  • Full Automation: The meter on the hydraulic tank is networked and the data is entered into the CMMS program via PLC Integration software. Whenever the reading drops below 250 gallons a work order is automatically generated with no human intervention.
  • The IoT: Now the meter transmits wirelessly; it no longer requires attachment to a costly ethernet network/SCADA system. The CMMS program adds functionality to utilize data transmitted this way and the same automated work order process unfolds.

Now replace our rather low-tech hydraulic system example, and instead picture the most important processes in your facility with sensors talking to each other to make adjustments while running, and also talking to the CMMS program to aggregate maintenance data. Wirelessly. Real-time.

The Internet of Things and Your Business Data

The Internet of Things is the quiet revolution that’s interwoven the devices, sensors, cloud services, and data your business uses. You’ll be able to aggregate and analyze your data using real time data analysis software, and predict failure before it happens by identifying elusive patterns of failure. Ultimately this will lead to improved customer satisfaction.

When equipment failure occurs, data is gathered from multiple sources and analyzed in the cloud in real time and repair actions are recommended. All system operating conditions are included in analysis at the time of failure. These include:

  • data from the computerized maintenance management system (CMMS)
  • patterns of wear
  • operating data from equipment.

This information is presented to the technician for more effective decision-making and a fast resolution. Your software should be able to connect with IoT devices for easy and clear retrieval of relevant information.

This is especially helpful in remote situations, such as wind farms, power substations, and oil-drilling platforms. When these facilities are connected, they can generate their own work orders, with a list of actions needed to complete maintenance. Average repair time and cost of repairs are then greatly reduced.

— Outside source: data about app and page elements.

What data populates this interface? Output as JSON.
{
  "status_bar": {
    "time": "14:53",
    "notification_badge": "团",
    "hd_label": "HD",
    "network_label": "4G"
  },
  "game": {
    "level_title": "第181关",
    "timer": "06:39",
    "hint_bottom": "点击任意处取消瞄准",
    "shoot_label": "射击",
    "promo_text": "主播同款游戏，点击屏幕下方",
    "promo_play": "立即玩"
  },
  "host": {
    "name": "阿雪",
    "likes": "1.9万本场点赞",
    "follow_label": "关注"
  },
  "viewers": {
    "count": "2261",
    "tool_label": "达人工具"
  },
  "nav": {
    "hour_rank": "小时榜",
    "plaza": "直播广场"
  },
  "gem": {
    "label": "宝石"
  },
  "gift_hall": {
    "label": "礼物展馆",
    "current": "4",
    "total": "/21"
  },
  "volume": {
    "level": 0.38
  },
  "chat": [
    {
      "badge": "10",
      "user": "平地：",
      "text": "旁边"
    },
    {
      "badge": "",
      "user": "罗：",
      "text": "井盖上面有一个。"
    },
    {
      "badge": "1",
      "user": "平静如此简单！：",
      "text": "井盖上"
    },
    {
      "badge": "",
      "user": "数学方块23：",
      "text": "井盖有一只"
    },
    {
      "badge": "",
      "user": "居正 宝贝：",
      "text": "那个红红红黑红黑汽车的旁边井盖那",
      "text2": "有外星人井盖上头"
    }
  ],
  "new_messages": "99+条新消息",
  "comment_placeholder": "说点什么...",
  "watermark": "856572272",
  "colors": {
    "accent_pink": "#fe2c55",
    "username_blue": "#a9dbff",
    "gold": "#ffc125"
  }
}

Using the Internet of Things will allow maintenance managers to monitor machinery and equipment more closely with less effort by compiling all data in one easy place. The Internet of Things has already begun making the world we live in smarter and safer through better reporting and data collection.